CHARACTERISTICS: The brown darter is a small species characterized by a lateral line arched well below the spiny dorsal fin. Individuals have embedded scales on their cheeks and opercles, a broad frenum, and three distinct spots at the base of the tail. The body color is tan or light yellow, with seven to 10 dark brown square blotches. Males usually have a number of bright red spots scattered along their sides. Bordering the spots are stipples of dark brown or black that are in various stages of development. The cheeks and opercles have large black spots and a black bar is present below the eye. The spiny dorsal fin of the male has two to four rows of bright red spots with a black spot at the posterior end.
ADULT SIZE: 1.2 to 1.7 in (30 to 43 mm)
DISTRIBUTION: Etheostoma edwini occurs in Gulf coastal drainages from the Perdido River system east to the St. Johns River system in northeast Florida. In Alabama the brown darter occurs in all coastal drainages including the Perdido River, lower Conecuh River, Blackwater and Yellow rivers, Choctawhatchee River, and the Chattahoochee River upstream to the Fall Line.
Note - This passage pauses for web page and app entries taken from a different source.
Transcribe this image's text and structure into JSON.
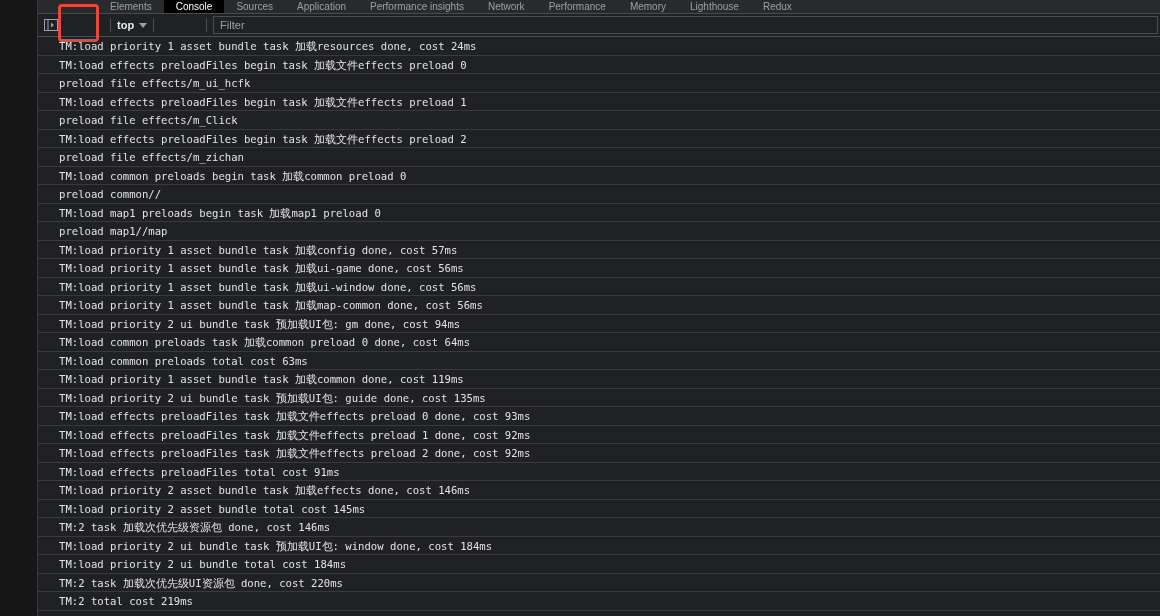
{
  "tabs": [
    {
      "label": "Elements",
      "selected": false
    },
    {
      "label": "Console",
      "selected": true
    },
    {
      "label": "Sources",
      "selected": false
    },
    {
      "label": "Application",
      "selected": false
    },
    {
      "label": "Performance insights",
      "selected": false
    },
    {
      "label": "Network",
      "selected": false
    },
    {
      "label": "Performance",
      "selected": false
    },
    {
      "label": "Memory",
      "selected": false
    },
    {
      "label": "Lighthouse",
      "selected": false
    },
    {
      "label": "Redux",
      "selected": false
    }
  ],
  "toolbar": {
    "context": "top",
    "filter": {
      "placeholder": "Filter"
    }
  },
  "messages": [
    "TM:load priority 1 asset bundle task 加载resources done, cost 24ms",
    "TM:load effects preloadFiles begin task 加载文件effects preload 0",
    "preload file effects/m_ui_hcfk",
    "TM:load effects preloadFiles begin task 加载文件effects preload 1",
    "preload file effects/m_Click",
    "TM:load effects preloadFiles begin task 加载文件effects preload 2",
    "preload file effects/m_zichan",
    "TM:load common preloads begin task 加载common preload 0",
    "preload common//",
    "TM:load map1 preloads begin task 加载map1 preload 0",
    "preload map1//map",
    "TM:load priority 1 asset bundle task 加载config done, cost 57ms",
    "TM:load priority 1 asset bundle task 加载ui-game done, cost 56ms",
    "TM:load priority 1 asset bundle task 加载ui-window done, cost 56ms",
    "TM:load priority 1 asset bundle task 加载map-common done, cost 56ms",
    "TM:load priority 2 ui bundle task 预加载UI包: gm done, cost 94ms",
    "TM:load common preloads task 加载common preload 0 done, cost 64ms",
    "TM:load common preloads total cost 63ms",
    "TM:load priority 1 asset bundle task 加载common done, cost 119ms",
    "TM:load priority 2 ui bundle task 预加载UI包: guide done, cost 135ms",
    "TM:load effects preloadFiles task 加载文件effects preload 0 done, cost 93ms",
    "TM:load effects preloadFiles task 加载文件effects preload 1 done, cost 92ms",
    "TM:load effects preloadFiles task 加载文件effects preload 2 done, cost 92ms",
    "TM:load effects preloadFiles total cost 91ms",
    "TM:load priority 2 asset bundle task 加载effects done, cost 146ms",
    "TM:load priority 2 asset bundle total cost 145ms",
    "TM:2 task 加载次优先级资源包 done, cost 146ms",
    "TM:load priority 2 ui bundle task 预加载UI包: window done, cost 184ms",
    "TM:load priority 2 ui bundle total cost 184ms",
    "TM:2 task 加载次优先级UI资源包 done, cost 220ms",
    "TM:2 total cost 219ms"
  ]
}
HABITAT AND BIOLOGY: The preferred habitat of the brown darter is aquatic vegetation or exposed root masses in small to moderate-sized, shallow, flowing streams. Population densities are generally greater where silt or coarse detritus have accumulated among the vegetation. Williams (1976) reports a protracted spawning season, lasting from winter to late summer. A single egg is usually deposited per spawning act on vegetation and is subsequently fertilized by the male. Food items of this species include copepods, cladocerans, mayflies, midges, water mites, and stoneflies.
ORIGINAL DESCRIPTION: Hubbs and Cannon described the brown darter in 1935.
Etheostoma strain mouth, possibly referring to the small mouth.
Edwini in honor of Edwin P. Creaser, who provided the authors with specimens for description.
The copyrighted information above is from Fishes of Alabama and the Mobile Basin. Alabama Wildlife and Freshwater Fisheries Division protects this fish from capture or possession.
Note: In Alabama, it is illegal to stock or move any fish, mussel, snail or crayfish to any public water without a permit.
Support kids fishing, aquatic habitat improvement
and bringing back rare Alabama fish - click here